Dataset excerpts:
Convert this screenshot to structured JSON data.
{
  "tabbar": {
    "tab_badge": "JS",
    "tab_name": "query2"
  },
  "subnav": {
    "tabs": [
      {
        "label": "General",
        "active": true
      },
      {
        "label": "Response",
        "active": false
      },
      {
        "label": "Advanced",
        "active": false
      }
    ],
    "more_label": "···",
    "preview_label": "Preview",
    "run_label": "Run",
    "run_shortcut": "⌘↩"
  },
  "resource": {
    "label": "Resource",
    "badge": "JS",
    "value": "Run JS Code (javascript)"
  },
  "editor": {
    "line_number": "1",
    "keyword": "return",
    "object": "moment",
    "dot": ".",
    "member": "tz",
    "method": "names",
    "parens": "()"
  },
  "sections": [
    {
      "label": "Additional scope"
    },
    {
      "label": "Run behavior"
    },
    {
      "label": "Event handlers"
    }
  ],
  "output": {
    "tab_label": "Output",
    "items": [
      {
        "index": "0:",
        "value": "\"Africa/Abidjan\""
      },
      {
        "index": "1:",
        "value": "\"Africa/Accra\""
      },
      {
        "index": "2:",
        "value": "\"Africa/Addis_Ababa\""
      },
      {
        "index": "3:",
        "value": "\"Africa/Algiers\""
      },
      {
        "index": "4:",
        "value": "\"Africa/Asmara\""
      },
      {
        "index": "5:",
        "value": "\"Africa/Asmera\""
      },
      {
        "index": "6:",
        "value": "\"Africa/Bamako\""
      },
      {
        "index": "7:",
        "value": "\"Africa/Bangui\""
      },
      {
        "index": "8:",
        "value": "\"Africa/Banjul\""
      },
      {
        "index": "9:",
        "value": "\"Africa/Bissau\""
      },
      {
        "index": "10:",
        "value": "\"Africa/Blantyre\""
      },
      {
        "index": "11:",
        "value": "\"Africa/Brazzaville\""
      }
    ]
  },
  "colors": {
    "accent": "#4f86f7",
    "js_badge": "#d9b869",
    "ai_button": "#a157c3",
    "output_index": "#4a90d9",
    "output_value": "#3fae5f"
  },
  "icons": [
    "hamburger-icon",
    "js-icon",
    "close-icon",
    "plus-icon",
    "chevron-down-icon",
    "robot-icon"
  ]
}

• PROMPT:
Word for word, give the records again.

• ANSWER SECTION:
Convert this screenshot to structured JSON data.
{
  "tabbar": {
    "tab_badge": "JS",
    "tab_name": "query2"
  },
  "subnav": {
    "tabs": [
      {
        "label": "General",
        "active": true
      },
      {
        "label": "Response",
        "active": false
      },
      {
        "label": "Advanced",
        "active": false
      }
    ],
    "more_label": "···",
    "preview_label": "Preview",
    "run_label": "Run",
    "run_shortcut": "⌘↩"
  },
  "resource": {
    "label": "Resource",
    "badge": "JS",
    "value": "Run JS Code (javascript)"
  },
  "editor": {
    "line_number": "1",
    "keyword": "return",
    "object": "moment",
    "dot": ".",
    "member": "tz",
    "method": "names",
    "parens": "()"
  },
  "sections": [
    {
      "label": "Additional scope"
    },
    {
      "label": "Run behavior"
    },
    {
      "label": "Event handlers"
    }
  ],
  "output": {
    "tab_label": "Output",
    "items": [
      {
        "index": "0:",
        "value": "\"Africa/Abidjan\""
      },
      {
        "index": "1:",
        "value": "\"Africa/Accra\""
      },
      {
        "index": "2:",
        "value": "\"Africa/Addis_Ababa\""
      },
      {
        "index": "3:",
        "value": "\"Africa/Algiers\""
      },
      {
        "index": "4:",
        "value": "\"Africa/Asmara\""
      },
      {
        "index": "5:",
        "value": "\"Africa/Asmera\""
      },
      {
        "index": "6:",
        "value": "\"Africa/Bamako\""
      },
      {
        "index": "7:",
        "value": "\"Africa/Bangui\""
      },
      {
        "index": "8:",
        "value": "\"Africa/Banjul\""
      },
      {
        "index": "9:",
        "value": "\"Africa/Bissau\""
      },
      {
        "index": "10:",
        "value": "\"Africa/Blantyre\""
      },
      {
        "index": "11:",
        "value": "\"Africa/Brazzaville\""
      }
    ]
  },
  "colors": {
    "accent": "#4f86f7",
    "js_badge": "#d9b869",
    "ai_button": "#a157c3",
    "output_index": "#4a90d9",
    "output_value": "#3fae5f"
  },
  "icons": [
    "hamburger-icon",
    "js-icon",
    "close-icon",
    "plus-icon",
    "chevron-down-icon",
    "robot-icon"
  ]
}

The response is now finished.